Study material START

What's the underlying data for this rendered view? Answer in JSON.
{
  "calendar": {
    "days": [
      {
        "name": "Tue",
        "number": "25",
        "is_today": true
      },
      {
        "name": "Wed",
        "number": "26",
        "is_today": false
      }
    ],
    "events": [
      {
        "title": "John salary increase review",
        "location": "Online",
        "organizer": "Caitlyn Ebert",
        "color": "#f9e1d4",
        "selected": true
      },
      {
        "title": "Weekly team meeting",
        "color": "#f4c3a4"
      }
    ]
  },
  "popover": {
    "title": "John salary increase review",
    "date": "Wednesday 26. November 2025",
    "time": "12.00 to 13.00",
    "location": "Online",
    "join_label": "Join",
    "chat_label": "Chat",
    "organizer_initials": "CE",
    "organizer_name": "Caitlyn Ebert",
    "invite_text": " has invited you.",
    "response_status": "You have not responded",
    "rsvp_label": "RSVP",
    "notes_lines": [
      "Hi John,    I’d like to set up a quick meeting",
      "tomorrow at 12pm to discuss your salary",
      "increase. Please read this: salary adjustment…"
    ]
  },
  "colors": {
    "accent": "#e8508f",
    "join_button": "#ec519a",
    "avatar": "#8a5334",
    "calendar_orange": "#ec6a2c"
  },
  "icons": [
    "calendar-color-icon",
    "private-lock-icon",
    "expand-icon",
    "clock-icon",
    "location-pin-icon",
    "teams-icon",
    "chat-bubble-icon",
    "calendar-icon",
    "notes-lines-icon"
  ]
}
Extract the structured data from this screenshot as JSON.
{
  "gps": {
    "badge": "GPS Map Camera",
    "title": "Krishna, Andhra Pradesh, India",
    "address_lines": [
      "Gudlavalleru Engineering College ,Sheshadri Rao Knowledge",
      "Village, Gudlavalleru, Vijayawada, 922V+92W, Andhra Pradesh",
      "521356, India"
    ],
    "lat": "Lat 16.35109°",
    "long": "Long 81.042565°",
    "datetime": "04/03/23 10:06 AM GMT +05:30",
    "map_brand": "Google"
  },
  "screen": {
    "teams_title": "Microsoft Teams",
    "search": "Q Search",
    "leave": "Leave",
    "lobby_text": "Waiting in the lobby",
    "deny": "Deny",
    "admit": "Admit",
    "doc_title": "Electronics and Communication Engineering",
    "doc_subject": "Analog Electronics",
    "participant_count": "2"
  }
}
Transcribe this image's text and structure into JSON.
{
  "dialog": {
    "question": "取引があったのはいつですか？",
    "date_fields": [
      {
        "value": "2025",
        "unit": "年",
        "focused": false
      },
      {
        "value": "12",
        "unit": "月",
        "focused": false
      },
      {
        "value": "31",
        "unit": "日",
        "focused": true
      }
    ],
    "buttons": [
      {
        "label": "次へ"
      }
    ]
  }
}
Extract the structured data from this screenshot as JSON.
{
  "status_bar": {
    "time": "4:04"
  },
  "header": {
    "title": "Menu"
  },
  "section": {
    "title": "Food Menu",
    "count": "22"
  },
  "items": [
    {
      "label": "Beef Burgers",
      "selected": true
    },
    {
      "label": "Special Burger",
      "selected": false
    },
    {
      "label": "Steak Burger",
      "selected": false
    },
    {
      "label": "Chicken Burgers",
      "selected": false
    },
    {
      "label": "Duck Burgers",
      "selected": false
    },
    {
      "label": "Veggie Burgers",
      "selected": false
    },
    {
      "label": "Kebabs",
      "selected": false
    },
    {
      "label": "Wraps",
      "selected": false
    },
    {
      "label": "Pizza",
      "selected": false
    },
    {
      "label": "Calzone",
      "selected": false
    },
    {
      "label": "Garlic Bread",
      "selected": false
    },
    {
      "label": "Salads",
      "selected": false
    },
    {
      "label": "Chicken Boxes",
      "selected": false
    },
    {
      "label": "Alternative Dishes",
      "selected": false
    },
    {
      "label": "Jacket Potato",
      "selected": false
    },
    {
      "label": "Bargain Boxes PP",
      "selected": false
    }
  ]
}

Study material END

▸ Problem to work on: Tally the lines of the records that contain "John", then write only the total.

▸ Task result: 3